Need documented individual effects before proposing a mixture of legume types

Dose response – is ½ cup 2 x day ‘better’ than ½ cup?

people want foods with health benefits
People want foods with health benefits

U.S. Grocery Shopping Trends, Food Marketing Institute 2007

selected research gaps38
Selected research gaps

Legume effects on lowering the glycemic response or after meal rise in blood sugar in:

Normal people

those with diabetes

Is this solely a function of fiber or ?

selected research gaps39
Selected research gaps

Perceptions of beans by clinical and nutrition health professionals

Baseline data on opinions & knowledge

Education efforts

If not recommending, hard to boost usage by consumers

selected research gaps40
Selected research gaps

Legumes and athletic performance at several levels

Endurance athletes

Children’s sports teams, e.g. soccer, baseball

Moms want what is good for their children and sports are important to many communities

global research gaps
Global research gaps

Changes in traditional diets

Why does bean consumption decline?

Mexican women in Phoenix

Only 28% of recent immigrants surveyed eating beans 5-6 tx/wk!

93% buy bagged beans

Canned brands - Rosarita, El Mexicano

global research gaps42
Global research gaps

Iron deficiency anemia and low folate levels major health problems

Beans may improve levels

High in content, but may not be bioavailable in all situations

Further research needed because important opportunity to improve global nutrition and child outcomes

increase substitute beans as staple food
Increase/substitute beans as staple food

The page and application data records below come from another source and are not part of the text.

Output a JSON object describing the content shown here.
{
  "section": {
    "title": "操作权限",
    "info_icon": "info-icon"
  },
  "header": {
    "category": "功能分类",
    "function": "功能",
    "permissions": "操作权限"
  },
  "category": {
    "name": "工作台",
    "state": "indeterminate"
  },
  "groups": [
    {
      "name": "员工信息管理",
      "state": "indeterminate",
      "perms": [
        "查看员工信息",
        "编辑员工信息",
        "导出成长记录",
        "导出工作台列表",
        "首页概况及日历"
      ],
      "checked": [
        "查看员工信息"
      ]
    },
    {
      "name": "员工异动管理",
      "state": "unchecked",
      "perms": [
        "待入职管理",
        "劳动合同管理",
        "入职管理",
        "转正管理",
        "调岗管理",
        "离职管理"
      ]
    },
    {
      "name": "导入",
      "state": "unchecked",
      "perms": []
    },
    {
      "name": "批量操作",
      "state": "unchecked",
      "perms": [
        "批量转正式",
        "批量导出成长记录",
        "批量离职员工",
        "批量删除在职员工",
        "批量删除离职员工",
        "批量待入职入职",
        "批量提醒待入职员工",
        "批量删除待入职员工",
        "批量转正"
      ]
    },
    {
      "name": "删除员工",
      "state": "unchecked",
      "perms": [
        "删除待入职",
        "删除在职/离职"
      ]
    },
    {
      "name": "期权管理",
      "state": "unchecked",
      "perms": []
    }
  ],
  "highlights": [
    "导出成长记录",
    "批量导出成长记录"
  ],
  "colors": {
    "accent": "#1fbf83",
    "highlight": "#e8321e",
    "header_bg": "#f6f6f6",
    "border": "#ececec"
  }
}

Many beans more nutritious than other staple food products such as cassava, taro, or rice.

Cultural acceptability of eating more beans or incorporating beans into current diet patterns

getting research done
Getting research done
  • Government programs
    • USDA – Multiple programs
  • Private foundations
    • Pfeiffer Foundation
    • Community organizations
  • American Heart Association
  • American Diabetes Association
getting research done45
Getting research done
  • Change your angle to fit available funding
    • Beans – good quality food
    • Match to the health needs and/or media topic
    • Results in increased sales
    • Sound science, sustainable growth
who can help with research
Who can help with research?
  • Broaden contacts – not just agricultural scientists
    • Local university
      • Nutrition
      • Public Health
      • Anthropologists
      • Ethnic studies
    • Public Health agencies
      • State and county health departments
      • Women, Infants, Children (WIC)
      • Food Assistance program directors
check credibility and reliability
Check credibility and reliability

“New” researchers should be given a chance to prove themselves

Be alert to track record of researchers though – benchmarks for quality research – peer review

If sounds too good to be true, it probably is!


High nutrient value and their role in reducing the risk of certain diseases been known for decades

Yet bean consumption lags far behind recommended levels



Qualitative and survey research needed to define myths and design strategies needed to dispel them

Will aid in closing the consumption gap between recommendations and practice

Further research to answer questions and substantiate health claims to promote bean consumption based on sound science.



Look for research opportunities that benefit industry and communities as well as sales